Australian Museum: The Geological Time Scale - Tech Learning

Australian Museum: The Geological Time Scale

Learn how geologists have used the rock record to determine geological time.
Author:
Publish date:

Learn how geologists have used the rock record to determine geological time. Reading rocks includes looking at erosion, when mountains were built, and tectonic shifting. Before looking at the geological divisions themselves, read a brief history of how describing geological time has been refined over the years. Included is a chart which shows the era, period, epoch and when each began and ended. A handy glossary defines some terms used in describing geological time. For more information you can click on related sections of the museum and items related to the geological time scale.

courtesy of Knovation

Featured

Related

The Major Scale

The online lessons begin with an explanation of the music staff, clefs, and ledger lines so students get a solid foundation.

The Official U.S. Time

Name: The Official U.S. Time Brief Description of the Site: Are you on Eastern, Central, Mountain, or Pacific time? And is yours one of the U.S. states and/or territories that do not adhere to Daylight Savings Time? Which ones? The answer is here, on the home page’s interactive map of the U.S. and

The Starving Time in Jamestown

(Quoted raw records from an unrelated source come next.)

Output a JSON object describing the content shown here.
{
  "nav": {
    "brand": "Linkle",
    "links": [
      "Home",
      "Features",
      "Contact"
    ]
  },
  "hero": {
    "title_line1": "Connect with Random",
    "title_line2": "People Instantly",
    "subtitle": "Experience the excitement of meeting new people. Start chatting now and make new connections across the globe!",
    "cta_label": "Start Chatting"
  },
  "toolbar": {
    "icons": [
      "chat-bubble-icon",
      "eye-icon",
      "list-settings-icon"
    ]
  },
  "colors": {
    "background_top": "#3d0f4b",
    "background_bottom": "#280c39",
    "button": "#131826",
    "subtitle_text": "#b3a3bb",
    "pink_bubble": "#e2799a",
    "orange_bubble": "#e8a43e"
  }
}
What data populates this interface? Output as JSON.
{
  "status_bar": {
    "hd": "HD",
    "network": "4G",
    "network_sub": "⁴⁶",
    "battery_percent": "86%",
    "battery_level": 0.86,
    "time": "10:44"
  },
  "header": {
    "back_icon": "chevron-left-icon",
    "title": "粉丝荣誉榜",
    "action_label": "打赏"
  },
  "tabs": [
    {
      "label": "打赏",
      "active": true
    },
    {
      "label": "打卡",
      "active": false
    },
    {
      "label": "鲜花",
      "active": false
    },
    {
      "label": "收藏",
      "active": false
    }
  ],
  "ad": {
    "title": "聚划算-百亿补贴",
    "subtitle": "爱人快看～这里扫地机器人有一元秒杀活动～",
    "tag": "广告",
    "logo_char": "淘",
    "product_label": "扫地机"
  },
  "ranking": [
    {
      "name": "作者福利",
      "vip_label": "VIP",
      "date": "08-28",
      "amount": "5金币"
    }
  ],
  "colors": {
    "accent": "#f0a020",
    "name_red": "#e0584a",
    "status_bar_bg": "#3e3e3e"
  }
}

Students will work with primary resources such as diary entries to investigate a historical situation, the starving time in Jamestown.  This interactive site raises questions that students can attempt to answer using 21st century skills. They may also realize that

South Tyrol Museum of Archeology: The Iceman

Visit the virtual home of the 5,300 year old male found frozen in a glacier in 1991. Students can see the actual 'mummy' and pictures depicting what he might have looked like when alive, along with well preserved artifacts. courtesy